**DATA SECTION**:
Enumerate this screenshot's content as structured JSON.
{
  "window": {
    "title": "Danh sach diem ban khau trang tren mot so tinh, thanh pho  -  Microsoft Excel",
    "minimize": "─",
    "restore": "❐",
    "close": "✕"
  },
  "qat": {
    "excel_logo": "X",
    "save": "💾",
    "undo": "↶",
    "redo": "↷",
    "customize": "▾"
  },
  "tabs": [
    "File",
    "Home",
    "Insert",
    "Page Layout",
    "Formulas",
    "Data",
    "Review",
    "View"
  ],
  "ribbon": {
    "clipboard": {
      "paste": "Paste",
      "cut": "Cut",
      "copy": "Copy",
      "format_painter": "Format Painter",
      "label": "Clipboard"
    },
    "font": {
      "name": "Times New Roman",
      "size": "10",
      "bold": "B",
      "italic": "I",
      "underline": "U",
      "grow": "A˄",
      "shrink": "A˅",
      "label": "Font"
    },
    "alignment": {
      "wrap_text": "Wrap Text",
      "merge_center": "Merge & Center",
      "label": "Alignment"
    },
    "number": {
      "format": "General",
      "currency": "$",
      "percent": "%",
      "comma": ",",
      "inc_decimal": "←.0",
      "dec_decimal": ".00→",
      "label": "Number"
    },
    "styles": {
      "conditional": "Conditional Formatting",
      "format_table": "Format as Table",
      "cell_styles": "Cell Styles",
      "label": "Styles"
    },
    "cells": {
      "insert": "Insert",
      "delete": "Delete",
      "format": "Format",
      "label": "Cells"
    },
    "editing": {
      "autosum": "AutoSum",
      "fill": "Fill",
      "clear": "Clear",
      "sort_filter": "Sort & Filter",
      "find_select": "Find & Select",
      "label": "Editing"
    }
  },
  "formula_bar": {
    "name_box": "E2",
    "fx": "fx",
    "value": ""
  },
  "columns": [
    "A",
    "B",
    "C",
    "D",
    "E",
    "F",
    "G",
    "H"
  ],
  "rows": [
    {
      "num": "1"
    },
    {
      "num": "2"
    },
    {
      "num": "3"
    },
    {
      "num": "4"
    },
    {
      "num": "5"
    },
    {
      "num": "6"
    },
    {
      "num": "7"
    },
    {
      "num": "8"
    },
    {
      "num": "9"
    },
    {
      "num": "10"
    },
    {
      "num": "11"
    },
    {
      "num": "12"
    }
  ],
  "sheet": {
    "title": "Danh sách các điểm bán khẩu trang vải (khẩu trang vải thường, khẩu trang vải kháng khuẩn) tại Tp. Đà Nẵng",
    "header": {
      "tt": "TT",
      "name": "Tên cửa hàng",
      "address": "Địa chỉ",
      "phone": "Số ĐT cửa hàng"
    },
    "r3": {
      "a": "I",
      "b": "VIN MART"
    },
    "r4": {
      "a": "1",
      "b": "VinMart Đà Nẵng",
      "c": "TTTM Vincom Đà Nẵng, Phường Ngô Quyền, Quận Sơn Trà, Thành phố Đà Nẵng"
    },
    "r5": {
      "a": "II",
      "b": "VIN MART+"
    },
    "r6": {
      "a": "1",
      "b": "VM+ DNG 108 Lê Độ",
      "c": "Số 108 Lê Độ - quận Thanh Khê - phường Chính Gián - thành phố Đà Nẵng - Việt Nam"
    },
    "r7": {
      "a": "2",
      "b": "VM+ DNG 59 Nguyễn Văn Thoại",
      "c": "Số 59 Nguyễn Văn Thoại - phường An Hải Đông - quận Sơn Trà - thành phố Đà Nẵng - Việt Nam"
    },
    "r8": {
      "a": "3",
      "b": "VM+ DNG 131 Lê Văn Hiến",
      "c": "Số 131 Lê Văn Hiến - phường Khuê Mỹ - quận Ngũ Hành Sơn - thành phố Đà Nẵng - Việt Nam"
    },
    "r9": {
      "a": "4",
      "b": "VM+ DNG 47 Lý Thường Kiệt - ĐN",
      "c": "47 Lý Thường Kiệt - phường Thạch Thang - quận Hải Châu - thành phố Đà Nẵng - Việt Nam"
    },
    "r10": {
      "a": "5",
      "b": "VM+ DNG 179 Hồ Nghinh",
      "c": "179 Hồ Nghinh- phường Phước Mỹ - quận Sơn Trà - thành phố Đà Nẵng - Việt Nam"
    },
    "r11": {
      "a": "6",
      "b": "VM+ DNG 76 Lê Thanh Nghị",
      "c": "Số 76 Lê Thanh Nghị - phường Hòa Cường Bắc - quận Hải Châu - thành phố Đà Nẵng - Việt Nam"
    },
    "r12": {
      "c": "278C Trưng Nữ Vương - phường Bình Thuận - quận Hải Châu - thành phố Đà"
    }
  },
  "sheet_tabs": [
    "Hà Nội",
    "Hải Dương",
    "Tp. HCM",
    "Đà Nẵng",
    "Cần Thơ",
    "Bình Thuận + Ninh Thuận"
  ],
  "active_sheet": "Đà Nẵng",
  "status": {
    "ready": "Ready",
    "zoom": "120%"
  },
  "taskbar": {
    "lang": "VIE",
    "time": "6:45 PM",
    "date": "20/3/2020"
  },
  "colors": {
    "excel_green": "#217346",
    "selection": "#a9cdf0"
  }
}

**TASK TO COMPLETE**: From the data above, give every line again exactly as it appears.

**RESPONSE BOX**:
Enumerate this screenshot's content as structured JSON.
{
  "window": {
    "title": "Danh sach diem ban khau trang tren mot so tinh, thanh pho  -  Microsoft Excel",
    "minimize": "─",
    "restore": "❐",
    "close": "✕"
  },
  "qat": {
    "excel_logo": "X",
    "save": "💾",
    "undo": "↶",
    "redo": "↷",
    "customize": "▾"
  },
  "tabs": [
    "File",
    "Home",
    "Insert",
    "Page Layout",
    "Formulas",
    "Data",
    "Review",
    "View"
  ],
  "ribbon": {
    "clipboard": {
      "paste": "Paste",
      "cut": "Cut",
      "copy": "Copy",
      "format_painter": "Format Painter",
      "label": "Clipboard"
    },
    "font": {
      "name": "Times New Roman",
      "size": "10",
      "bold": "B",
      "italic": "I",
      "underline": "U",
      "grow": "A˄",
      "shrink": "A˅",
      "label": "Font"
    },
    "alignment": {
      "wrap_text": "Wrap Text",
      "merge_center": "Merge & Center",
      "label": "Alignment"
    },
    "number": {
      "format": "General",
      "currency": "$",
      "percent": "%",
      "comma": ",",
      "inc_decimal": "←.0",
      "dec_decimal": ".00→",
      "label": "Number"
    },
    "styles": {
      "conditional": "Conditional Formatting",
      "format_table": "Format as Table",
      "cell_styles": "Cell Styles",
      "label": "Styles"
    },
    "cells": {
      "insert": "Insert",
      "delete": "Delete",
      "format": "Format",
      "label": "Cells"
    },
    "editing": {
      "autosum": "AutoSum",
      "fill": "Fill",
      "clear": "Clear",
      "sort_filter": "Sort & Filter",
      "find_select": "Find & Select",
      "label": "Editing"
    }
  },
  "formula_bar": {
    "name_box": "E2",
    "fx": "fx",
    "value": ""
  },
  "columns": [
    "A",
    "B",
    "C",
    "D",
    "E",
    "F",
    "G",
    "H"
  ],
  "rows": [
    {
      "num": "1"
    },
    {
      "num": "2"
    },
    {
      "num": "3"
    },
    {
      "num": "4"
    },
    {
      "num": "5"
    },
    {
      "num": "6"
    },
    {
      "num": "7"
    },
    {
      "num": "8"
    },
    {
      "num": "9"
    },
    {
      "num": "10"
    },
    {
      "num": "11"
    },
    {
      "num": "12"
    }
  ],
  "sheet": {
    "title": "Danh sách các điểm bán khẩu trang vải (khẩu trang vải thường, khẩu trang vải kháng khuẩn) tại Tp. Đà Nẵng",
    "header": {
      "tt": "TT",
      "name": "Tên cửa hàng",
      "address": "Địa chỉ",
      "phone": "Số ĐT cửa hàng"
    },
    "r3": {
      "a": "I",
      "b": "VIN MART"
    },
    "r4": {
      "a": "1",
      "b": "VinMart Đà Nẵng",
      "c": "TTTM Vincom Đà Nẵng, Phường Ngô Quyền, Quận Sơn Trà, Thành phố Đà Nẵng"
    },
    "r5": {
      "a": "II",
      "b": "VIN MART+"
    },
    "r6": {
      "a": "1",
      "b": "VM+ DNG 108 Lê Độ",
      "c": "Số 108 Lê Độ - quận Thanh Khê - phường Chính Gián - thành phố Đà Nẵng - Việt Nam"
    },
    "r7": {
      "a": "2",
      "b": "VM+ DNG 59 Nguyễn Văn Thoại",
      "c": "Số 59 Nguyễn Văn Thoại - phường An Hải Đông - quận Sơn Trà - thành phố Đà Nẵng - Việt Nam"
    },
    "r8": {
      "a": "3",
      "b": "VM+ DNG 131 Lê Văn Hiến",
      "c": "Số 131 Lê Văn Hiến - phường Khuê Mỹ - quận Ngũ Hành Sơn - thành phố Đà Nẵng - Việt Nam"
    },
    "r9": {
      "a": "4",
      "b": "VM+ DNG 47 Lý Thường Kiệt - ĐN",
      "c": "47 Lý Thường Kiệt - phường Thạch Thang - quận Hải Châu - thành phố Đà Nẵng - Việt Nam"
    },
    "r10": {
      "a": "5",
      "b": "VM+ DNG 179 Hồ Nghinh",
      "c": "179 Hồ Nghinh- phường Phước Mỹ - quận Sơn Trà - thành phố Đà Nẵng - Việt Nam"
    },
    "r11": {
      "a": "6",
      "b": "VM+ DNG 76 Lê Thanh Nghị",
      "c": "Số 76 Lê Thanh Nghị - phường Hòa Cường Bắc - quận Hải Châu - thành phố Đà Nẵng - Việt Nam"
    },
    "r12": {
      "c": "278C Trưng Nữ Vương - phường Bình Thuận - quận Hải Châu - thành phố Đà"
    }
  },
  "sheet_tabs": [
    "Hà Nội",
    "Hải Dương",
    "Tp. HCM",
    "Đà Nẵng",
    "Cần Thơ",
    "Bình Thuận + Ninh Thuận"
  ],
  "active_sheet": "Đà Nẵng",
  "status": {
    "ready": "Ready",
    "zoom": "120%"
  },
  "taskbar": {
    "lang": "VIE",
    "time": "6:45 PM",
    "date": "20/3/2020"
  },
  "colors": {
    "excel_green": "#217346",
    "selection": "#a9cdf0"
  }
}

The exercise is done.